Jenia Pukshansky, a social worker and psychotherapist, is behind a private initiative to create a hotline offering psychological support for Ukrainian residents either currently living under fire or who have left their homes and become refugees. She has been joined by more than 200 Israeli professionals who have mobilized to support this crucial need.
Among the group's volunteers are Liat Ariel, Director of the Psychological Service at Rambam Health Care Campus, who also coordinates the committee for supporting emergency and crisis teams at Rambam, and Dr. Zina Levitan, the head psychologist in Rambam's psychiatric hospitalization department.
“This group consists of Russian and Ukrainian speakers – Israelis and residents of other countries who are touched by the situation in Ukraine,” Levitan explains. “The initiative was launched immediately after the war in Ukraine began and gained momentum. More and more people became involved, and at the same time, more people contacted the line and asked for help. The evidence coming from there is harsh. People are in distress, and it can be quite extreme. These individuals need help to continue to function and survive physically and mentally, to take care of themselves, their children, and their parents.”
Levitan, an expert clinical psychologist and counselor, also volunteers to provide guidance and personal support to professionals who staff the Israeli hotline as well as group support for Ukrainian professionals – both those still working in Ukraine and those who left and are refugees themselves. “These are people who have lost confidence and stability and sometimes even those closest to them, and continue to cope through community involvement. The project is one of many that have been established in Israel and around the world to support people in war zones and the resulting refugees.”
Therapy for Therapists
However, not only are people in the combat zones in need of assistance – the teams that provide them with support can also experience difficult emotional situations. As part of the project, the volunteers receive individual and group training and instruction by the best professionals in the country.
Ariel, who also serves as chair of the Israeli Institute for Group Analysis (IIGA), is a member of the institute's social involvement team, which works with the Institute for Contemporary Analysis to provide group guidance to treatment teams, helping them to maintain mental resilience and prevent burnout. "Unfortunately, we have gained quite a bit of experience in dealing with crises and trauma in our small country, both in terms of our suffering in general, and in the hospital in particular,” explains Ariel, adding, “We know that professionals aren’t immune to every scenario. Caring for victims and being exposed to such difficult and traumatic events can get to each of us, creating a painful, complex inner reality even for those who provide support and assistance. We see how important this is to them and see their commitment. We can say that it is a privilege to provide them with a warm, safe space where they can share their feelings and thoughts, process their experiences, and learn ways of coping from each other. This strengthens their sense of self-worth and belonging, which are challenged as they transition between their own lives and providing emotional and psychological support for others.”

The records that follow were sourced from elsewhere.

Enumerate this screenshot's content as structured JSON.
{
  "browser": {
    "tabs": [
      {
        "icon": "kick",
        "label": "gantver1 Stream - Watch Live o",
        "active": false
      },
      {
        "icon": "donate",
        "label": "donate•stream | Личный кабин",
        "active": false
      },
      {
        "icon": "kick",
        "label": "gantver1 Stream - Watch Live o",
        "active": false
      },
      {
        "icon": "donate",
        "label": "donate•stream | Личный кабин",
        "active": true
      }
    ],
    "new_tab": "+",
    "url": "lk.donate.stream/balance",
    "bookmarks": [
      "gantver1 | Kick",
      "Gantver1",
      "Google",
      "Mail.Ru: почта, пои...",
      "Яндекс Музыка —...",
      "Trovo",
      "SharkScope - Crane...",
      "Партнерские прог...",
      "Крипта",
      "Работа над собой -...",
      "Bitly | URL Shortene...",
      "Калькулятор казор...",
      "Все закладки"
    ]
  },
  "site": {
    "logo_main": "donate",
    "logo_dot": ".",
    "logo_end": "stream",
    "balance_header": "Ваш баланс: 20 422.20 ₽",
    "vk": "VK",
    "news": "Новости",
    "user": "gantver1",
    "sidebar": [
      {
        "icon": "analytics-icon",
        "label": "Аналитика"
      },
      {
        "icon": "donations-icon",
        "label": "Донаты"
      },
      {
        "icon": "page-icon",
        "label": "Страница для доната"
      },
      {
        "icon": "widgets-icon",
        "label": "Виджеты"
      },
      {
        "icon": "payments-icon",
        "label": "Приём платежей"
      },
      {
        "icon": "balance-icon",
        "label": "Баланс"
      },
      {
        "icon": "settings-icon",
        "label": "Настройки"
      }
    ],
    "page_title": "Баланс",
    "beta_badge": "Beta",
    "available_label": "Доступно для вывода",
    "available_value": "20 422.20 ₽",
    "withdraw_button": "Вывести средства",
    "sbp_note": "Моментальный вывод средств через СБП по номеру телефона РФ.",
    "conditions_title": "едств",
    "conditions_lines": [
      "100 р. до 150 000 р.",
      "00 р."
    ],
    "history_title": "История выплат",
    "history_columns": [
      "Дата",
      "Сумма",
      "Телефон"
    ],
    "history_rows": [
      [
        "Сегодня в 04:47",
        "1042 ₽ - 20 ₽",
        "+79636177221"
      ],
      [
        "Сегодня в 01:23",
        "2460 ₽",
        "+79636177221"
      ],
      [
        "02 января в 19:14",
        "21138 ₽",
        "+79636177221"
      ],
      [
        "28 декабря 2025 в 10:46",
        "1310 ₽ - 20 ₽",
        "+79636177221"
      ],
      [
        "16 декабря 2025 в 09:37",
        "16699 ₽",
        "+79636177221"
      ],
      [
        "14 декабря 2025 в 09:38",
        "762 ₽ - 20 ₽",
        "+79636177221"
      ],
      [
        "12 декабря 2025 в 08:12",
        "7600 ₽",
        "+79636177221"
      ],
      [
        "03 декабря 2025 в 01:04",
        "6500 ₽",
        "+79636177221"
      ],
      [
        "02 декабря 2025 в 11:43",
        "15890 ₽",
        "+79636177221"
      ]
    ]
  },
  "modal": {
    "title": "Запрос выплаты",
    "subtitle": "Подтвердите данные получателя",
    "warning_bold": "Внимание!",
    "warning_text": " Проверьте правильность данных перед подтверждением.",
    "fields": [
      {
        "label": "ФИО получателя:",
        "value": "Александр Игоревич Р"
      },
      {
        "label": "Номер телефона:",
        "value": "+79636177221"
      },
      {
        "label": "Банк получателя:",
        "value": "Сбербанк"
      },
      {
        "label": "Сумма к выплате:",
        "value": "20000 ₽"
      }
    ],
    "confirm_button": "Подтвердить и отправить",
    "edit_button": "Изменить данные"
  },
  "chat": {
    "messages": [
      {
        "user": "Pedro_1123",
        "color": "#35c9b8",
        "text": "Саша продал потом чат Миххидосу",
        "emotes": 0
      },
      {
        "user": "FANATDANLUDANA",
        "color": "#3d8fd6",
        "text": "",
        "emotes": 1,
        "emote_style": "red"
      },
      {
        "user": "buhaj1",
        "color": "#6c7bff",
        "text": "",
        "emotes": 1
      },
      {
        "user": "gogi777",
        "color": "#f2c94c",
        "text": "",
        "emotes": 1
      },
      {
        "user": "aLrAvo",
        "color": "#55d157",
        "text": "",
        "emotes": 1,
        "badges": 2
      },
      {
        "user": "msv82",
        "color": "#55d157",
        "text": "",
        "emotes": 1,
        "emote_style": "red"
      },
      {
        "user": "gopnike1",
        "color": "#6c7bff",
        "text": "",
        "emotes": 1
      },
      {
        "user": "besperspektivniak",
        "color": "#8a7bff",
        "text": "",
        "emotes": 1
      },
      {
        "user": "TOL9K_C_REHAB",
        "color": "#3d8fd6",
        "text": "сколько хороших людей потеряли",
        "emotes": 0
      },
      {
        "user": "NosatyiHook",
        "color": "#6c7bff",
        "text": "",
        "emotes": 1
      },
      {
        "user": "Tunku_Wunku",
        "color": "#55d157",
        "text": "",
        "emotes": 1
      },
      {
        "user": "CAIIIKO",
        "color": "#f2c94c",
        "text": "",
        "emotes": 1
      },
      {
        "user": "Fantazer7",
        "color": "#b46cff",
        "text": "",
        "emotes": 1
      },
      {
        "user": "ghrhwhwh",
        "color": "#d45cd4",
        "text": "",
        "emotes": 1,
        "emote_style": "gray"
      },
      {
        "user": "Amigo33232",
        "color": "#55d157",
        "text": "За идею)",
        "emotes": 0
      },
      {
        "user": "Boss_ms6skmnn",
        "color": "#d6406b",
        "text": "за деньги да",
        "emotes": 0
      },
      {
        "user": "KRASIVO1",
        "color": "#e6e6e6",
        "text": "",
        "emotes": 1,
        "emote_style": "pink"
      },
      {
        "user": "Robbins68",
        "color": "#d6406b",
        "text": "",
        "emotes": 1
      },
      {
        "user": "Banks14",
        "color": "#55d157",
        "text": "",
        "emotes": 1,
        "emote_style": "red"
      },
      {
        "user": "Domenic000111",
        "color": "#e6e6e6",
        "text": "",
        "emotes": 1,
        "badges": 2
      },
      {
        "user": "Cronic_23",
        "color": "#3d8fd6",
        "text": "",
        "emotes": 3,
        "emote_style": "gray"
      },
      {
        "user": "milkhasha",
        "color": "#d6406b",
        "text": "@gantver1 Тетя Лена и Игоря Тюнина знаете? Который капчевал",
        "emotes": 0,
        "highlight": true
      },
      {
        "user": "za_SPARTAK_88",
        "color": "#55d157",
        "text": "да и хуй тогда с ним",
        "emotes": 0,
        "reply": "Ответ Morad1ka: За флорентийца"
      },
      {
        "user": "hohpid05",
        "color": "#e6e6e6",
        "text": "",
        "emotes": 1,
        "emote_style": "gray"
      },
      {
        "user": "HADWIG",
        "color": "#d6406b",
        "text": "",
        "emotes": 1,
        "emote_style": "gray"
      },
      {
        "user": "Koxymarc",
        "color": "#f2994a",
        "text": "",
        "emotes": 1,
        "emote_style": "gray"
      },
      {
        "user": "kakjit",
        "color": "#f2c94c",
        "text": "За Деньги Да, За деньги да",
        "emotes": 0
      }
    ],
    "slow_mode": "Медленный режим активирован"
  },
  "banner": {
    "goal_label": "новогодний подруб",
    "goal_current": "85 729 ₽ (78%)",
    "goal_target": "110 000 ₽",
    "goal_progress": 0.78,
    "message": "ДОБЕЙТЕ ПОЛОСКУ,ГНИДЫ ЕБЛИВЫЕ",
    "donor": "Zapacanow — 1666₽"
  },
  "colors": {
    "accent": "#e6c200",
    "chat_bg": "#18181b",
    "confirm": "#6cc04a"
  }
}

Following the dramatic events in Ukraine, Levitan and Ariel also opened a psychological counseling center for Rambam employees from Ukraine and for those who feel emotionally involved in what is happening in the face of the war. “Now, when immigrants and refugees are arriving in Israel from Ukraine and Russia, the various organizations work together to provide a psychological solution that is suitable in Israel.”